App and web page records
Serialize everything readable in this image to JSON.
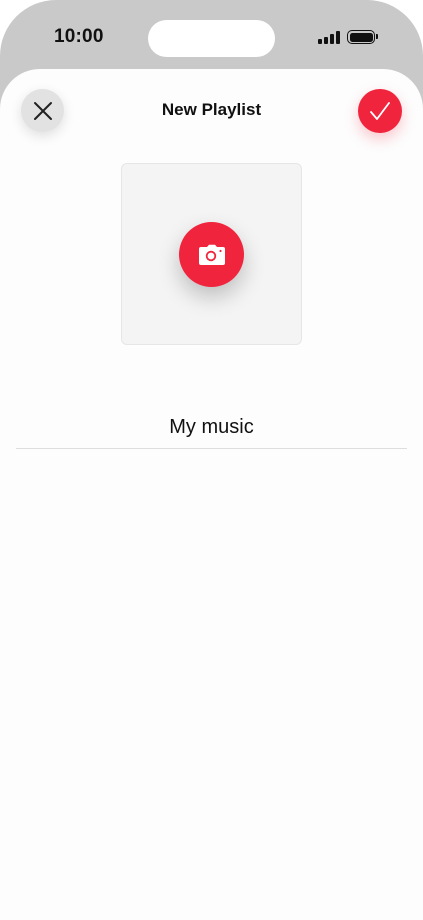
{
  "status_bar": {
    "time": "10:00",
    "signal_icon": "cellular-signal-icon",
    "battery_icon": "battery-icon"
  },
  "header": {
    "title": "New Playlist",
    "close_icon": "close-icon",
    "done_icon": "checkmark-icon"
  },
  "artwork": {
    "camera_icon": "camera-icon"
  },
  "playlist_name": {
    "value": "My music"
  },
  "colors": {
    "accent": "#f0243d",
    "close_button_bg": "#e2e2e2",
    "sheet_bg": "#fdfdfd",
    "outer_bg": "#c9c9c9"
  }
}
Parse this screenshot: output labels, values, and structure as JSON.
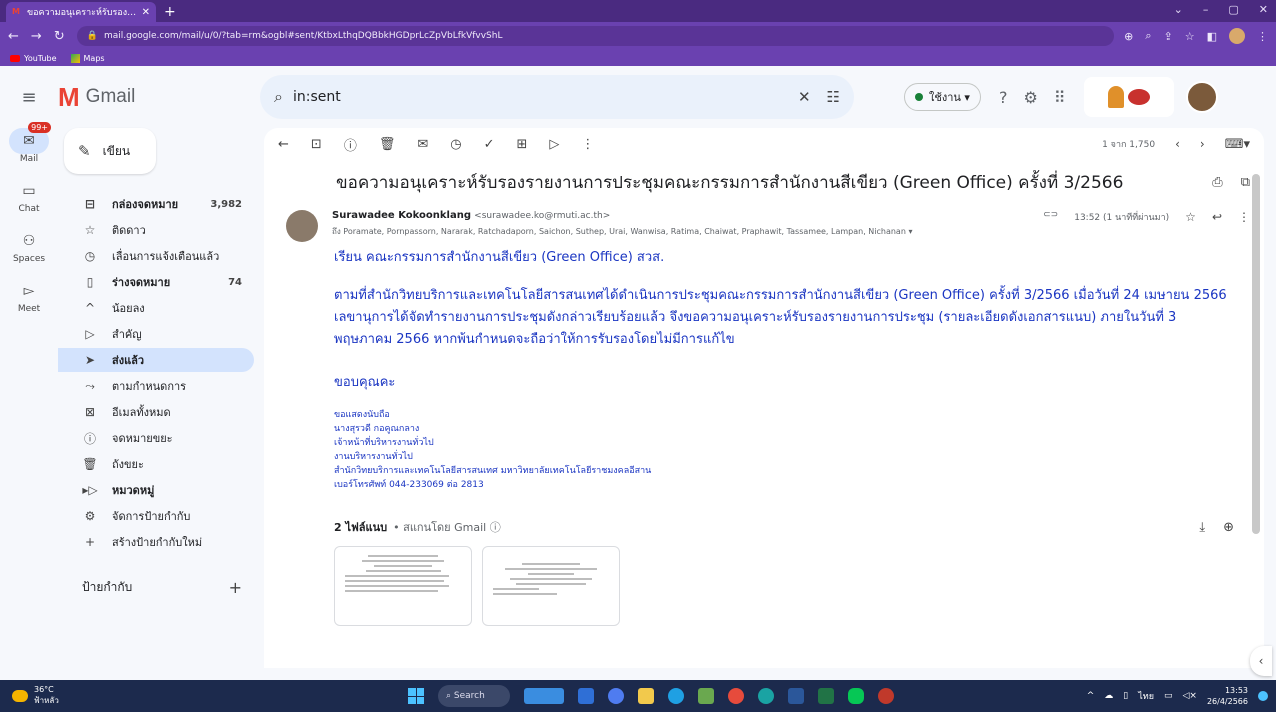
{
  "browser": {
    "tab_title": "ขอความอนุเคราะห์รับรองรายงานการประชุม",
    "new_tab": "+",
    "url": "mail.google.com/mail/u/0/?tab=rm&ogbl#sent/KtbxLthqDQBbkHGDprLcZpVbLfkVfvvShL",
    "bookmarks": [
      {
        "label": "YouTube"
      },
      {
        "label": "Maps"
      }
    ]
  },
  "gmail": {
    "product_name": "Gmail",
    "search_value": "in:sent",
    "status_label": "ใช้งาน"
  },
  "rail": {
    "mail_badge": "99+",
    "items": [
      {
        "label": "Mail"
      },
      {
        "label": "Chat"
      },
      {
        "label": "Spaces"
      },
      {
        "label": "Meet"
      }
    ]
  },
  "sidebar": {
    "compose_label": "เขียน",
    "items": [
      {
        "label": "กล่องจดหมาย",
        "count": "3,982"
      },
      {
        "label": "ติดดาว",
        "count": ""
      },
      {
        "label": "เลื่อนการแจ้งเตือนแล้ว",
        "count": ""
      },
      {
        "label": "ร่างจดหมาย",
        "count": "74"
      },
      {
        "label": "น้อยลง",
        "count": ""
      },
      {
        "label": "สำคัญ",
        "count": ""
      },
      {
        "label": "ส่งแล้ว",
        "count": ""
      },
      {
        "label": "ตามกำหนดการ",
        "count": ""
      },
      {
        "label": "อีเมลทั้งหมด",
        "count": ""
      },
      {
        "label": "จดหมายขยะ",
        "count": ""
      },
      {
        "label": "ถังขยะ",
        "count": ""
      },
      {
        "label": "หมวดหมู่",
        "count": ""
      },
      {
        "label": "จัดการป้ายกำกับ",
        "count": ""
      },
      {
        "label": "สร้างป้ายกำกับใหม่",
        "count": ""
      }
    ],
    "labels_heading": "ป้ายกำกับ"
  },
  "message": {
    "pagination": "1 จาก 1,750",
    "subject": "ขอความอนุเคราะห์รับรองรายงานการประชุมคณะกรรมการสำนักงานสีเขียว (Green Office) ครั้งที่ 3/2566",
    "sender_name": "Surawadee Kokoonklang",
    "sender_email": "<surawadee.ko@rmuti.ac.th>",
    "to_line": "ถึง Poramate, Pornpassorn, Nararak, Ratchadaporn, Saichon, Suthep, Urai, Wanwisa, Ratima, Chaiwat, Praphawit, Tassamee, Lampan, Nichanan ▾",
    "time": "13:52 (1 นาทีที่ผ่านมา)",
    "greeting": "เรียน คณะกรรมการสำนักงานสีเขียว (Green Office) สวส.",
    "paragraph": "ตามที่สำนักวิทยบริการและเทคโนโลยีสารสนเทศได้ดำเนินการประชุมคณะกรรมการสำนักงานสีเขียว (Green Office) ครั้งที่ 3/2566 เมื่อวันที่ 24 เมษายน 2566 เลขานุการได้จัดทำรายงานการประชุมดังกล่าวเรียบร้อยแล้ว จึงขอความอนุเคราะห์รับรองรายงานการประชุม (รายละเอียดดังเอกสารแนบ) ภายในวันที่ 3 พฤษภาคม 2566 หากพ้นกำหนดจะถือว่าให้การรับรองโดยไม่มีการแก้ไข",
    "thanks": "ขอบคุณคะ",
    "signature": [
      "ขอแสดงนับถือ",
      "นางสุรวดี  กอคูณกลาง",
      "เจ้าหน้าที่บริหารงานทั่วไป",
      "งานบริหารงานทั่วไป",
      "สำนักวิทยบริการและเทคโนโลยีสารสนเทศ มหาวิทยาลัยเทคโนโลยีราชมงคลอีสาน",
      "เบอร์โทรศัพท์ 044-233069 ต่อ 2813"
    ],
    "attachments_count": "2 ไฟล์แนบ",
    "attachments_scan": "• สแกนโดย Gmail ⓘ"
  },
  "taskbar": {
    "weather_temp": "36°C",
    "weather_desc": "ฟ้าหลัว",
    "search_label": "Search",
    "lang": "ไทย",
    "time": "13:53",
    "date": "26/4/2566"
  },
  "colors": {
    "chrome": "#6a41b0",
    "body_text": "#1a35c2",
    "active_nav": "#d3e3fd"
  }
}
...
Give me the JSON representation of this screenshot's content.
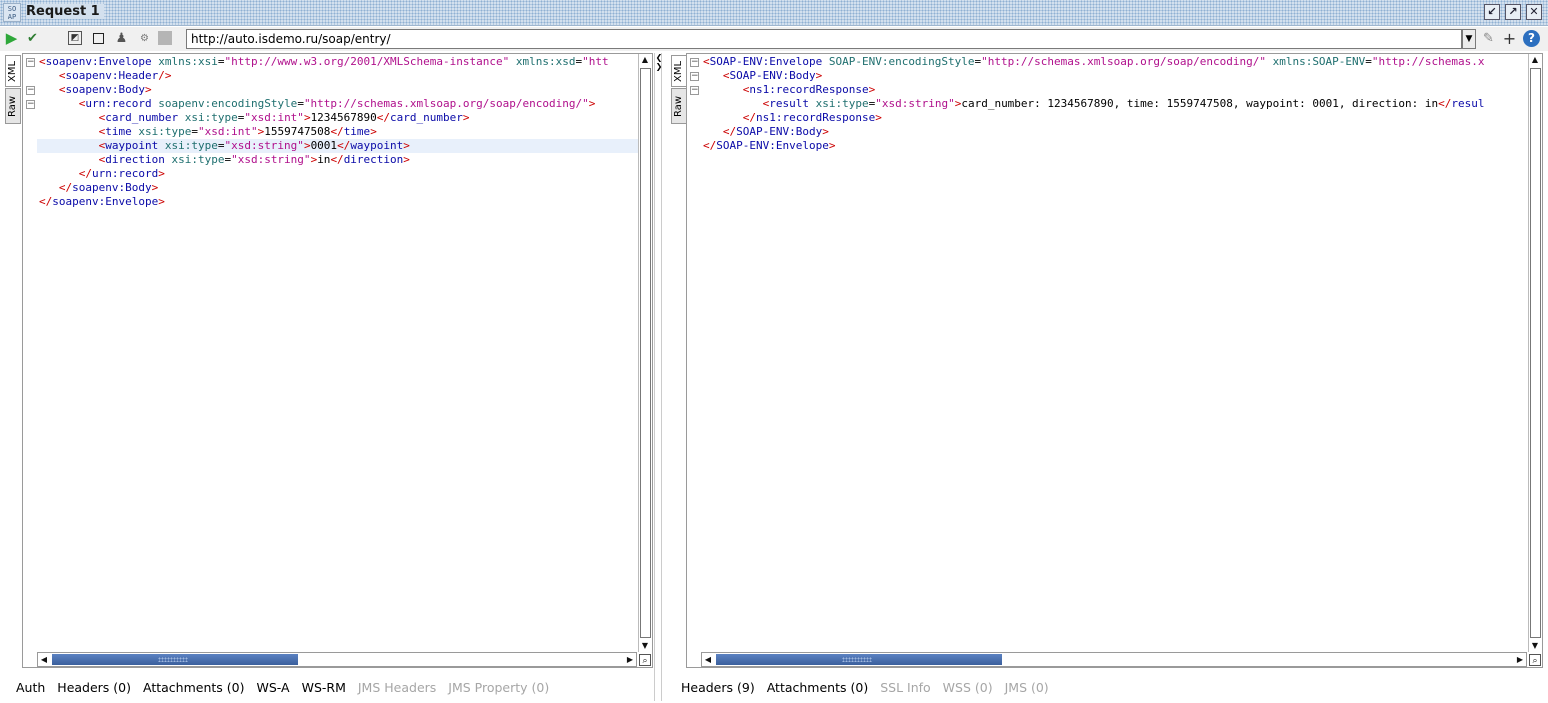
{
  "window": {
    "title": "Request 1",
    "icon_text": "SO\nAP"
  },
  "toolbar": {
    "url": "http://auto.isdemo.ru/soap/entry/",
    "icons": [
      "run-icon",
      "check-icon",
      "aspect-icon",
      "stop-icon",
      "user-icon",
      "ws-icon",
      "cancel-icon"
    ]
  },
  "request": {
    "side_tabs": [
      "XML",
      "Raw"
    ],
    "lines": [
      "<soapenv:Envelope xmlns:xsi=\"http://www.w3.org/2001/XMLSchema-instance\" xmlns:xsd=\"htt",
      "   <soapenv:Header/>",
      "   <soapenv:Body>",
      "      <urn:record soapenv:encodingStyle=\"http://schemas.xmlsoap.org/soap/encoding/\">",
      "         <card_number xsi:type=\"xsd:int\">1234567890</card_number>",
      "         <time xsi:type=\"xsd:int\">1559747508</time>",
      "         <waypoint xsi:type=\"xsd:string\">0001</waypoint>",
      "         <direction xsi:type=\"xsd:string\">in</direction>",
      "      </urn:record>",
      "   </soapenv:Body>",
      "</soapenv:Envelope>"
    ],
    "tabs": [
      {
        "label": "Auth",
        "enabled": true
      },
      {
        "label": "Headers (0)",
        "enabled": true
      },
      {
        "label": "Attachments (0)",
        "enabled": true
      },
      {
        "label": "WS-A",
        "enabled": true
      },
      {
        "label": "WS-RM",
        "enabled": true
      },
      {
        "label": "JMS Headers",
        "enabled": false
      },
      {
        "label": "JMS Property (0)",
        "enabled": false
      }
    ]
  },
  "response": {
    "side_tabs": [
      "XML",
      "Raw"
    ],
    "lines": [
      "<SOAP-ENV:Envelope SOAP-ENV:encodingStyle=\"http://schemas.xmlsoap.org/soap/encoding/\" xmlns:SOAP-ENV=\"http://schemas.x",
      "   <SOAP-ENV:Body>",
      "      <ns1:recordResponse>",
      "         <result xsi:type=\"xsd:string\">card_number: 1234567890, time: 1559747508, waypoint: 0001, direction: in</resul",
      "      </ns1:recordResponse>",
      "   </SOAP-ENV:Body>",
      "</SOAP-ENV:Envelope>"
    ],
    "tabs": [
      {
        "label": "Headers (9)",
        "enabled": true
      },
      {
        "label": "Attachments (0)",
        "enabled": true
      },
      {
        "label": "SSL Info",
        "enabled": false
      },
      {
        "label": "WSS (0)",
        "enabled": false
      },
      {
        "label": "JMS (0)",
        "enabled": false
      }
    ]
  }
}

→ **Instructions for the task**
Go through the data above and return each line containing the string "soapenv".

→ **Result of the exercise**
      "<soapenv:Envelope xmlns:xsi=\"http://www.w3.org/2001/XMLSchema-instance\" xmlns:xsd=\"htt",
      "   <soapenv:Header/>",
      "   <soapenv:Body>",
      "      <urn:record soapenv:encodingStyle=\"http://schemas.xmlsoap.org/soap/encoding/\">",
      "   </soapenv:Body>",
      "</soapenv:Envelope>"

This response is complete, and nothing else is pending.